Cluain Mhic Nóis, early spring, 1055AD
Étaín peered into the cauldron, sniffed the savory aroma of lamb stew, thyme and dill, and added a pinch of pepper. Just a few more minutes and the pot would be ready to swivel off the hearth fire. She tucked an escaped strand of gray hair behind her ear and stirred the stew with the long wooden spoon. With a practiced hand, she filled a small bowl with cream to set outside for the Faeries, careful to hide it where no one would notice. Then she turned her attention to the oat flatbread. She grew anxious in case her husband, Airtre, returned home before she completed her tasks.
A drip, drip, drip made her turn just as she placed the bread on the cooking hearth. She scanned the thatch of the large roundhouse, searching for the telltale dark spot which might betray the leak. She finally spied the culprit, directly above the eating area. With a muttered curse, she shoved and wrestled the heavy wooden table under the leak.
After wiping the damp from her brow, she climbed and stretched, standing on tiptoes to reach the soaked thatch. Étaín pushed daub into the thatch, but the patch would never hold. Still, the patch should serve until morning. She’d do a proper repair when the rain slowed.
Slowed, not stopped. The rain never seemed to stop in the spring.
The faint odor of char sent panic through her blood and made Étaín scramble down from the table to rescue the bread. She pulled back the cloth and grimaced. Airtre would not be pleased. Still, he hadn’t yet come home from the abbey. The other night he hadn’t even come home until much later, but he’d offered no explanation. Perhaps she had time to make another loaf. She usually kept more dough resting in the cool room. The new loaf would be tarragon rather than chervil, but Airtre liked both.
Étaín dusted her hands on her apron, pulled an oiled hood over her head, and hurried past the herb garden. Several round storage structures ringed the south corner of their courtyard, filled with tools and supplies. She rummaged through her herb supplies and found three turnips to mash as well as her precious salt box. A little sweet cream, butter and sorrel, and those would make a nice dish for the side if the new flatbread didn’t bake in time.
She had just returned to the hearth when she heard the horse outside.
Stones and crows, he’s home early. She scrambled to scrape the burnt bread out of her iron pan, burning her hand on the still-sizzling metal.
Étaín had long since learned not to curse out loud, but a grunt of frustration still escaped her lips, knowing her husband hadn’t come in yet. After closing her eyes tight against the painful burn, she plunged her hand into the cold water bucket by the door.
She concentrated on her heirloom brooch and pulled time back a few moments.

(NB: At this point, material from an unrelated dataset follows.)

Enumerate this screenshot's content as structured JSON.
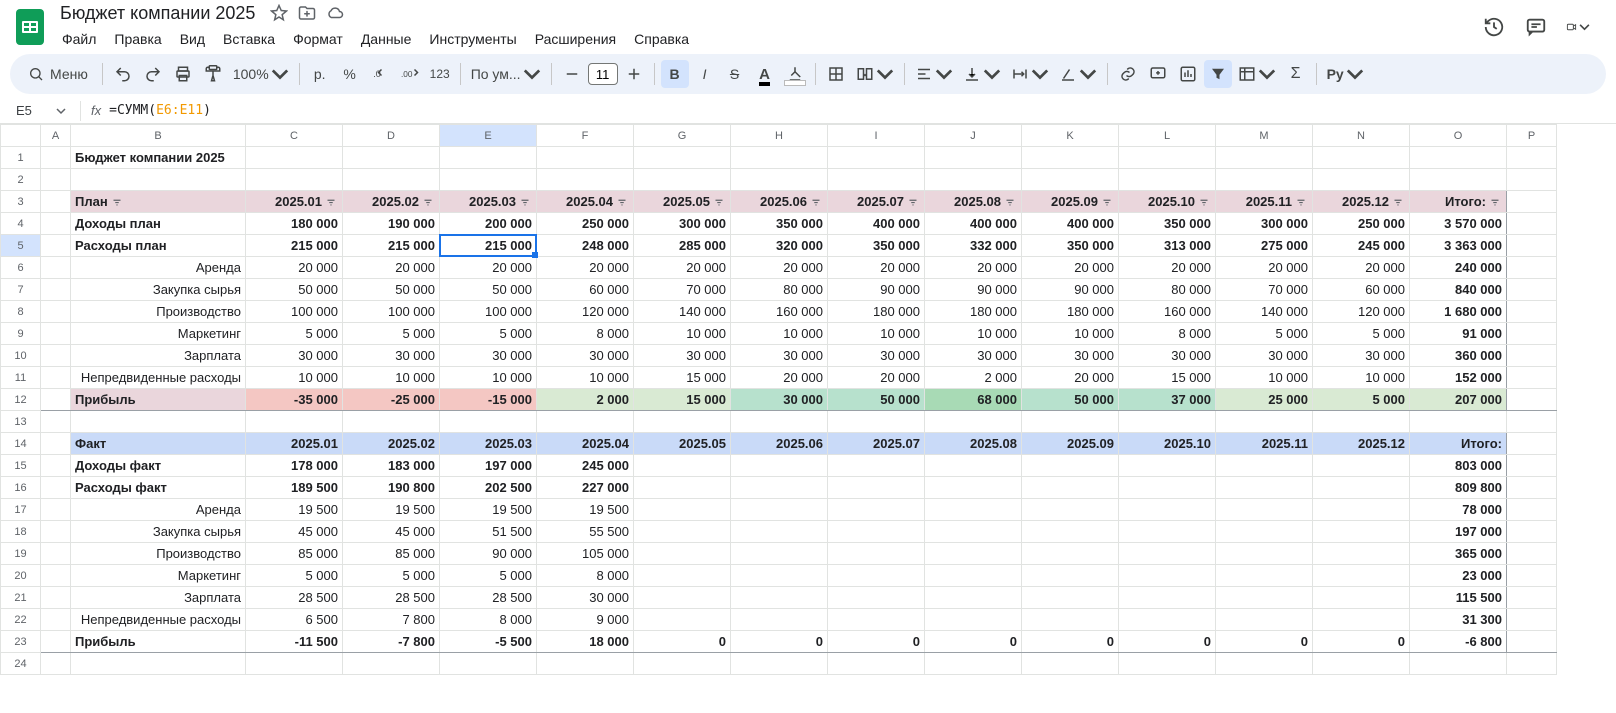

While she couldn’t use the magic longer without serious illness, a few moments should be enough. Still, a wave of nausea swept over her as she grabbed a scrap of rag to pull the pan out of the oven and saved her hands this time. A sound at the door made her whirl back to her chores.
When Airtre entered the roundhouse, he shook the rain off his oiled cloak and cursed. “Étaín! Pissmires and spiders, what have you done all day? This place is a mess. Is something burning?”
She turned to him after swallowing her distress, her head bowed. “I apologize, husband. I found a leak…”
He stood with his arms crossed on his stocky chest. “A leak? A leak? I don’t care about a leak! What did you ruin, woman? I swear, for someone reputed to be an excellent cook, you are damned clumsy with food, and wasteful at that.”
She busied herself with cleaning the hearth and putting things right. First, she wrapped the new dough in a burdock leaf and placed the package in the warm coals. Then she shoved the table back into its proper place. She rubbed at the scrapes the legs made on the flagstones, but Airtre was busy changing into a dry léine. Hopefully, he would not notice the damage until they wore away.